Next month, the city is trying again, convening a Cambridge Climate Congress of citizens to pin down what can be done to reverse the trend locally. Organizer John Pitkin, a Harvard Square demographer who ran for City Council in 2003, said while there have been major commitments to going green since the 2002 plan was announced, “there was not nearly enough buy-in, not only from businesses, but from residents.”

Harvard University has vowed a 30 percent reduction in its emissions by 2016, for instance, and Pitkin believed the city itself has made good progress, but the 2002 plan failed in that there “never was a way of drawing all the important emitters and getting them to actually do stuff.”

This time, there will be no such mistake.

A Dec. 12 meeting will focus on education and goal setting, Mayor Denise Simmons said in a press release today, and an entire follow-up session Jan. 23 will — according to Pitkin — “be more about implementation and to try to get large organizations and businesses to make specific commitments.” Findings from the meetings will also be presented to the City Council, state and federal governments and to next year’s International Climate Change Adaptation Conference in Copenhagen.

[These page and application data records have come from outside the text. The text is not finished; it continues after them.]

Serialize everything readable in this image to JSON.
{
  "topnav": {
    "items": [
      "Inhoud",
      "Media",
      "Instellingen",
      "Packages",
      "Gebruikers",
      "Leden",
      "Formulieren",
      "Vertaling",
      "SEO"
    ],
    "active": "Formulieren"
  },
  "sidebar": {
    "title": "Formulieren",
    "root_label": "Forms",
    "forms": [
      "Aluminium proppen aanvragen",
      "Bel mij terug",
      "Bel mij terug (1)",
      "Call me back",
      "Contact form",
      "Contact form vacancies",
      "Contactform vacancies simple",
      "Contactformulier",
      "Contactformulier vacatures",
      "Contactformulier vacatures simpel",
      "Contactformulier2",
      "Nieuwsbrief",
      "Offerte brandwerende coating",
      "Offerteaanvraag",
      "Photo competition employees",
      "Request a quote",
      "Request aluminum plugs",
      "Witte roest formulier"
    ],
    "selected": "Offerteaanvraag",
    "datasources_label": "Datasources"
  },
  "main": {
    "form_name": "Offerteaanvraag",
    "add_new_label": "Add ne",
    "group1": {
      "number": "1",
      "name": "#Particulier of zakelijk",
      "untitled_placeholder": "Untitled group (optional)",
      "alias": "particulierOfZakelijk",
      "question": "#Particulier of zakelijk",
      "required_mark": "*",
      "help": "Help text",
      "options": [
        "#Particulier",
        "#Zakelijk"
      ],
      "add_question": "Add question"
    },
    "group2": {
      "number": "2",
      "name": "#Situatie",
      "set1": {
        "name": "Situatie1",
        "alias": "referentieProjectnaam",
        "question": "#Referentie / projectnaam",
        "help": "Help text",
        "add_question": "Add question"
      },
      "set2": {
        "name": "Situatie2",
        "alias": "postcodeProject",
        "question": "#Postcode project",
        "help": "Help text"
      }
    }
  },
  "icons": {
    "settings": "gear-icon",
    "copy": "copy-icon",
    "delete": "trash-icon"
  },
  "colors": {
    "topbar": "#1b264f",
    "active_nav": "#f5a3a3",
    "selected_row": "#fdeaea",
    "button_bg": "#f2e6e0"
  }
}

Those who want to take part can click here or call Muna Kangsen in the mayor’s office at (617) 349-4321 to submit a paper application before Dec. 2. Organizers hope for between 75 and 100 delegates.

Uniquely, Simmons is organizing events that will culminate when she is no longer mayor. But she has support for this from seven of the most recent Cambridge mayors before she took office: Barbara Ackermann, Francis Duehay, Anthony Galluccio, Kenneth Reeves, Sheila Russell, Michael Sullivan and Alice Wolf.

“I asked my predecessors to help me guide this extraordinary effort, in part because their combined endorsement adds the proper sense of gravity to the situation, and partially to ensure continuity by serving on an advisory committee,” Simmons said. “Their participation will help us attract participants from across the Cambridge community, and it is important that we get people who truly represent all the different faces of our city.”